Dockworker Power traces the links between Dr. Martin Luther King, Jr., the NAACP and the civil rights movement, on the one hand, and the ILWU and the dockworkers on the other hand. The book describes the importance of the “the steady man,” the “hiring hall,” and the “shape up,” which is depicted in Eliz Kazan’s classic, On the Waterfront that portrays a world that no longer exists.
Cole describes the “surge” in west Coast and Bay Area
shipping that took place during the War in Vietnam, which the ILWU had opposed as early as 1965. Near the end of his book, Cole offers a long quotation from a person who identified himself as an “S.F. Dock Striker” and who explained that mechanization “fragmented” workers, made labor more repetitious and also eliminated jobs.
Workers around the world have feared technological changes, sometimes with good reasons, sometimes not. Years ago, I interviewed a Bay Area tech wiz who traveled around the world computerizing ports. In Buenos Aires, the dockworkers were worried that the computer system he installed would make it more difficult for them to scheme, skim and steal. They were told they would be able to continue all their old practices under the new system.
The flaws of Cole’s book are not unique to it, but are shared by a great many books from academic presses in which the author says what he or she is going to say, then says it and at the end reminds the reader what he or she has already said. It’s a rather old-fashioned and outmoded kind of scaffolding; someone should tell editors at university presses that it’s possible to eliminate the archaic methodology and still publish solid academic work.

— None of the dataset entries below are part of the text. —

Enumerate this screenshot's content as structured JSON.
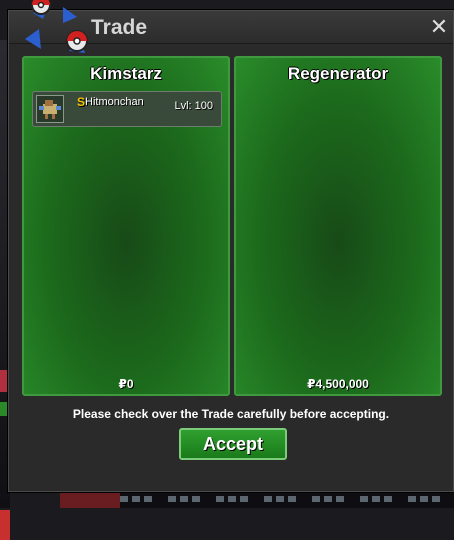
{
  "window": {
    "title": "Trade",
    "close_glyph": "✕"
  },
  "left_panel": {
    "player": "Kimstarz",
    "money": "₽0",
    "items": [
      {
        "icon": "pokemon-sprite-icon",
        "shiny_marker": "S",
        "name": "Hitmonchan",
        "level": "Lvl: 100"
      }
    ]
  },
  "right_panel": {
    "player": "Regenerator",
    "money": "₽4,500,000"
  },
  "footer": {
    "notice": "Please check over the Trade carefully before accepting.",
    "accept_label": "Accept"
  },
  "colors": {
    "panel_green": "#1c6a1c",
    "panel_border": "#3f9a3f",
    "accept_green": "#2fa02f",
    "shiny_gold": "#f2c400"
  }
}
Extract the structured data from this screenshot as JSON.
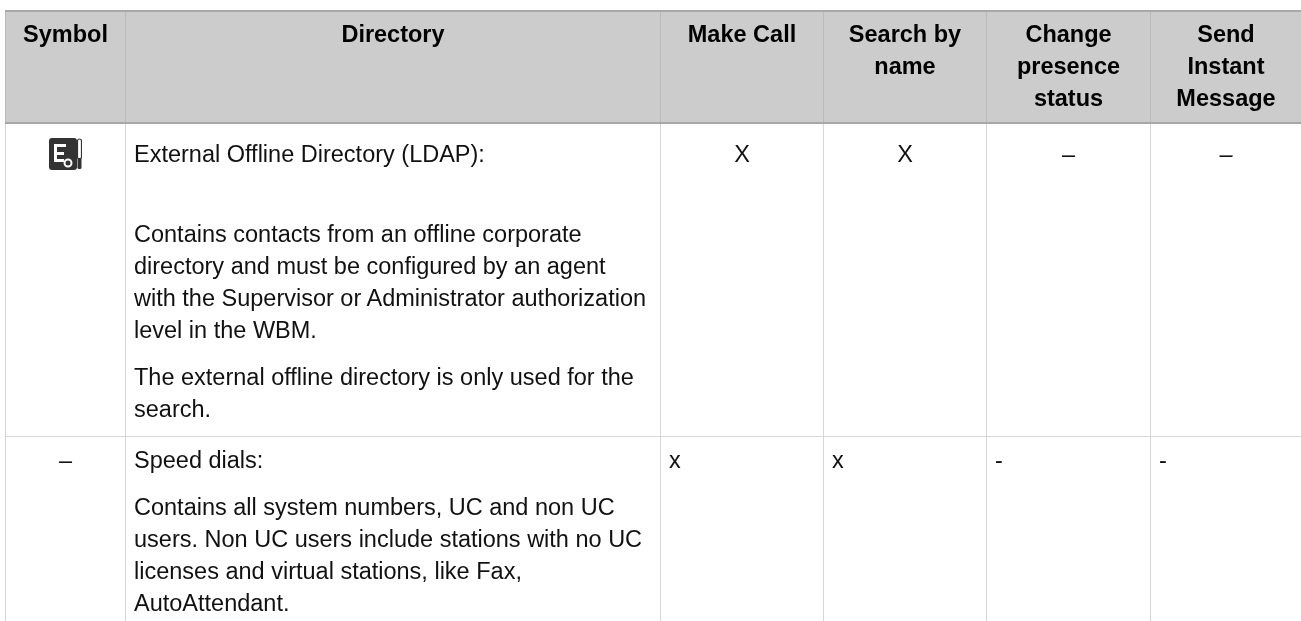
{
  "table": {
    "columns": [
      "Symbol",
      "Directory",
      "Make Call",
      "Search by name",
      "Change presence status",
      "Send Instant Message"
    ],
    "rows": [
      {
        "kind": "centered",
        "symbol": {
          "kind": "icon"
        },
        "directory": [
          "External Offline Directory (LDAP):",
          "Contains contacts from an offline corporate directory and must be configured by an agent with the Supervisor or Administrator authorization level in the WBM.",
          "The external offline directory is only used for the search."
        ],
        "make_call": "X",
        "search_by_name": "X",
        "change_presence_status": "–",
        "send_instant_message": "–"
      },
      {
        "kind": "plain",
        "symbol": {
          "kind": "text",
          "text": "–"
        },
        "directory": [
          "Speed dials:",
          "Contains all system numbers, UC and non UC users. Non UC users include stations with no UC licenses and virtual stations, like Fax, AutoAttendant."
        ],
        "make_call": "x",
        "search_by_name": "x",
        "change_presence_status": "-",
        "send_instant_message": "-"
      }
    ]
  }
}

Cole’s linking of Durban in South Africa and San Francisco in California, half way around the world, feels forced. After all, South Africa was a British colony until 1994. Durban dockers were all black; San Francisco dockworkers were, until the mid-1930s, all white.

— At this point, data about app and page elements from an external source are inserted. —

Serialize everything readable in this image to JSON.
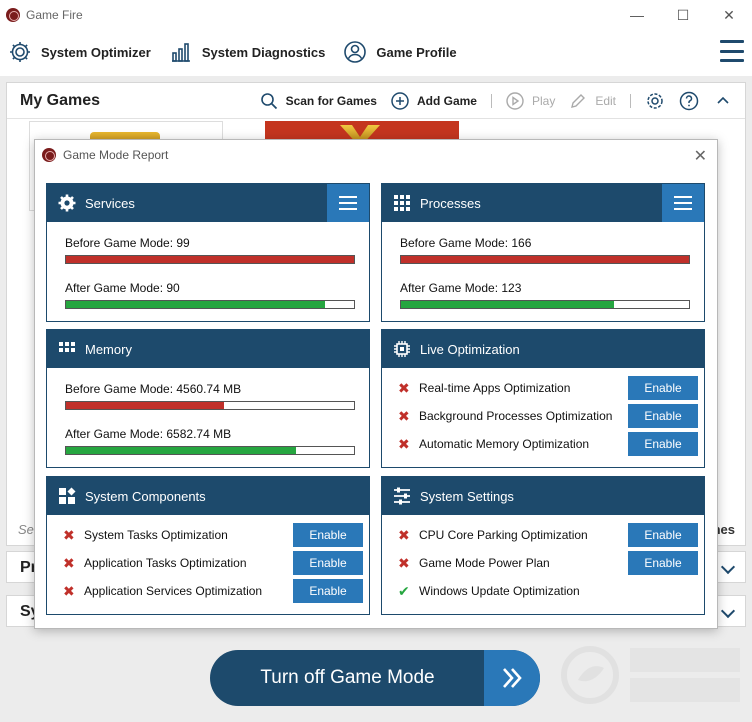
{
  "window": {
    "title": "Game Fire"
  },
  "nav": {
    "items": [
      {
        "label": "System Optimizer",
        "icon": "gear-icon"
      },
      {
        "label": "System Diagnostics",
        "icon": "bar-chart-icon"
      },
      {
        "label": "Game Profile",
        "icon": "user-icon"
      }
    ]
  },
  "games": {
    "title": "My Games",
    "scan_label": "Scan for Games",
    "add_label": "Add Game",
    "play_label": "Play",
    "edit_label": "Edit",
    "search_hint": "Se",
    "right_hint": "nes"
  },
  "collapsed": [
    {
      "label": "Pr"
    },
    {
      "label": "Sy"
    }
  ],
  "turnoff": {
    "label": "Turn off Game Mode"
  },
  "dialog": {
    "title": "Game Mode Report",
    "services": {
      "title": "Services",
      "before_label": "Before Game Mode: 99",
      "after_label": "After Game Mode: 90",
      "after_fraction": 0.9
    },
    "processes": {
      "title": "Processes",
      "before_label": "Before Game Mode: 166",
      "after_label": "After Game Mode: 123",
      "after_fraction": 0.74
    },
    "memory": {
      "title": "Memory",
      "before_label": "Before Game Mode: 4560.74 MB",
      "after_label": "After Game Mode: 6582.74 MB",
      "before_fraction": 0.55,
      "after_fraction": 0.8
    },
    "live": {
      "title": "Live Optimization",
      "rows": [
        {
          "label": "Real-time Apps Optimization",
          "status": "x",
          "action": "Enable"
        },
        {
          "label": "Background Processes Optimization",
          "status": "x",
          "action": "Enable"
        },
        {
          "label": "Automatic Memory Optimization",
          "status": "x",
          "action": "Enable"
        }
      ]
    },
    "components": {
      "title": "System Components",
      "rows": [
        {
          "label": "System Tasks Optimization",
          "status": "x",
          "action": "Enable"
        },
        {
          "label": "Application Tasks Optimization",
          "status": "x",
          "action": "Enable"
        },
        {
          "label": "Application Services Optimization",
          "status": "x",
          "action": "Enable"
        }
      ]
    },
    "settings": {
      "title": "System Settings",
      "rows": [
        {
          "label": "CPU Core Parking Optimization",
          "status": "x",
          "action": "Enable"
        },
        {
          "label": "Game Mode Power Plan",
          "status": "x",
          "action": "Enable"
        },
        {
          "label": "Windows Update Optimization",
          "status": "ok",
          "action": ""
        }
      ]
    }
  },
  "colors": {
    "primary": "#1d4a6c",
    "accent": "#2a78b8",
    "bad": "#c0302a",
    "good": "#26a640"
  }
}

One wonders why Cole didn’t compare San Francisco and the port of Los Angeles, or San Francisco and the port of Antwerp, in Belgium where I lived for a year and spent time near the polluted docks where sailors drank beer, smoked cheap cigarettes and paid for sex. Antwerp is Europe’s second-largest seaport, after Rotterdam.
Still, Durban, for all its differences with San Francisco, has a fascinating history. Cole points out that on April 21, 2008, South African dockers refused to unload a huge cargo of ammunition for AK-47s destined for Robert Mugabe in Zimbabwe. The ship—the An Yue Jiang—apparently returned to China with its deadly cargo.
Dockworkers around the world have had power, though their power diminished greatly with the coming of containerized shipping, which Cole calls “a revolution.”
For more than one-hundred-years, dockworkers (and sailors) were among the most colorful and cosmopolitan of laborers. Think of Herman Melville, Jack London and Eric Hoffer, author of Working and Thinking on the Waterfront. Cole depicts dockworkers as worldly, internationalist and curious about languages and cultures not their own.
If you like to feel romantic about working class movements, strikers and General Strikes then Dockworker Power is for you. There’s also enough colorful Bay Area history to keep a reader solidly entertained.
Did you know, for example, that MUNI didn’t hire an African American driver until after World War II? His name was Audley Cole. Dockworker Power brings him to life, along with men who have names like C. L. Dellums, Oakland’s black labor leader, and Cleophas Williams, who left rural Arkansas and the world of Jim Crow and found work on the waterfront and a sense of his own dignity in the ranks of the International Longshore and Warehouse Union.
Jonah Raskin is the author of Natives, Newcomers, Exiles and Fugitives: Northern California Writers and their Work.Filed under: Book Reviews